#### ASSIGNMENT:
Apart from the pictures, every line below needs to be reproduced verbatim.

#### INFORMATION SUPPLIED:
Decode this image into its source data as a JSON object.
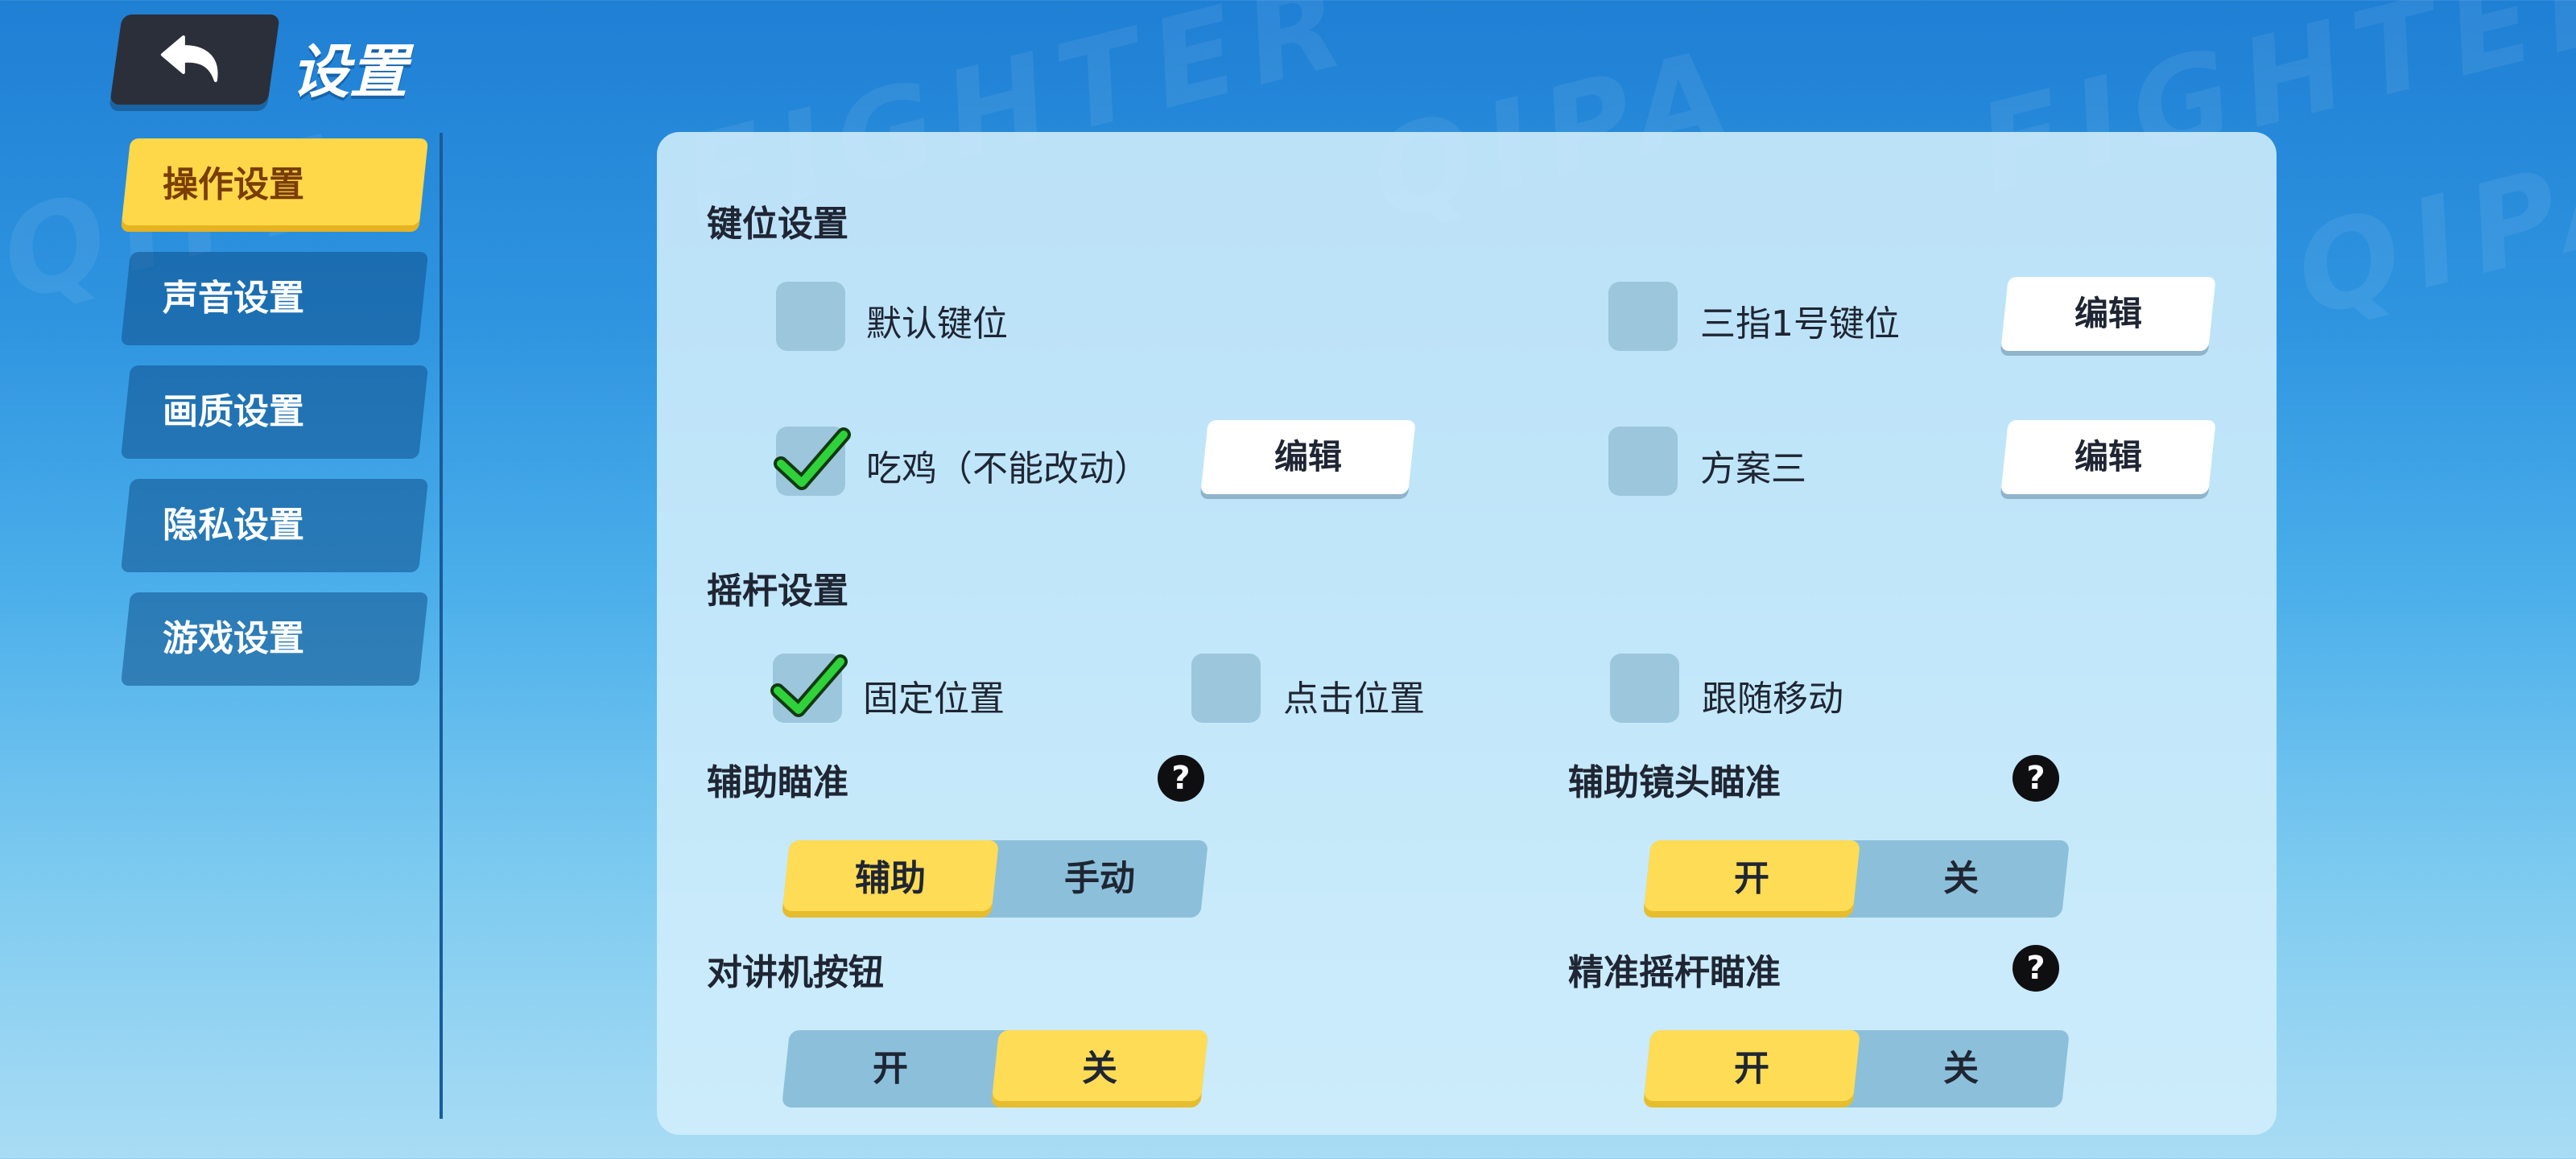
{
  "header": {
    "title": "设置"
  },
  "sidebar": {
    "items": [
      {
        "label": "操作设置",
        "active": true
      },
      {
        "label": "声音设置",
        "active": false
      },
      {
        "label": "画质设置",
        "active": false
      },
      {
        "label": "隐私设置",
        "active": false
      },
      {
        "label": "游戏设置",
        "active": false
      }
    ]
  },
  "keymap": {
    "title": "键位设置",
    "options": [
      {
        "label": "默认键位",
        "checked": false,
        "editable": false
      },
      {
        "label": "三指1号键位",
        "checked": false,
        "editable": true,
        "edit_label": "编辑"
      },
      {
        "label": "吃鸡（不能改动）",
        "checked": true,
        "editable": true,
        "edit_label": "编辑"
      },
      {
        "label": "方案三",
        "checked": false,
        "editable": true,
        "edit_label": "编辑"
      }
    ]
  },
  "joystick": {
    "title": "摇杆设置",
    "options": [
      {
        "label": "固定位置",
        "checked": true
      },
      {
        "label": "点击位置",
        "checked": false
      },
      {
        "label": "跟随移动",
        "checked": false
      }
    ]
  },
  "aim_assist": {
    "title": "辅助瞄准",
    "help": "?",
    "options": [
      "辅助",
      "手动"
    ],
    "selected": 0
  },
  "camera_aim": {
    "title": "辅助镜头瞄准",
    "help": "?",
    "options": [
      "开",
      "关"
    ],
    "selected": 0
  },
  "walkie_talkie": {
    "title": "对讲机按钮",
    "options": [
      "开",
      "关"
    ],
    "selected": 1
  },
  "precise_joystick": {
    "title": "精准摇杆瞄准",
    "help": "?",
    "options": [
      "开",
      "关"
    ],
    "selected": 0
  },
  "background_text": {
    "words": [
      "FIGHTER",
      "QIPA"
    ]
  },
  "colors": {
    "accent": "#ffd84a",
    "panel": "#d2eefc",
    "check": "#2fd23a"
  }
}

#### RESULT OF THE TASK:
Decode this image into its source data as a JSON object.
{
  "header": {
    "title": "设置"
  },
  "sidebar": {
    "items": [
      {
        "label": "操作设置",
        "active": true
      },
      {
        "label": "声音设置",
        "active": false
      },
      {
        "label": "画质设置",
        "active": false
      },
      {
        "label": "隐私设置",
        "active": false
      },
      {
        "label": "游戏设置",
        "active": false
      }
    ]
  },
  "keymap": {
    "title": "键位设置",
    "options": [
      {
        "label": "默认键位",
        "checked": false,
        "editable": false
      },
      {
        "label": "三指1号键位",
        "checked": false,
        "editable": true,
        "edit_label": "编辑"
      },
      {
        "label": "吃鸡（不能改动）",
        "checked": true,
        "editable": true,
        "edit_label": "编辑"
      },
      {
        "label": "方案三",
        "checked": false,
        "editable": true,
        "edit_label": "编辑"
      }
    ]
  },
  "joystick": {
    "title": "摇杆设置",
    "options": [
      {
        "label": "固定位置",
        "checked": true
      },
      {
        "label": "点击位置",
        "checked": false
      },
      {
        "label": "跟随移动",
        "checked": false
      }
    ]
  },
  "aim_assist": {
    "title": "辅助瞄准",
    "help": "?",
    "options": [
      "辅助",
      "手动"
    ],
    "selected": 0
  },
  "camera_aim": {
    "title": "辅助镜头瞄准",
    "help": "?",
    "options": [
      "开",
      "关"
    ],
    "selected": 0
  },
  "walkie_talkie": {
    "title": "对讲机按钮",
    "options": [
      "开",
      "关"
    ],
    "selected": 1
  },
  "precise_joystick": {
    "title": "精准摇杆瞄准",
    "help": "?",
    "options": [
      "开",
      "关"
    ],
    "selected": 0
  },
  "background_text": {
    "words": [
      "FIGHTER",
      "QIPA"
    ]
  },
  "colors": {
    "accent": "#ffd84a",
    "panel": "#d2eefc",
    "check": "#2fd23a"
  }
}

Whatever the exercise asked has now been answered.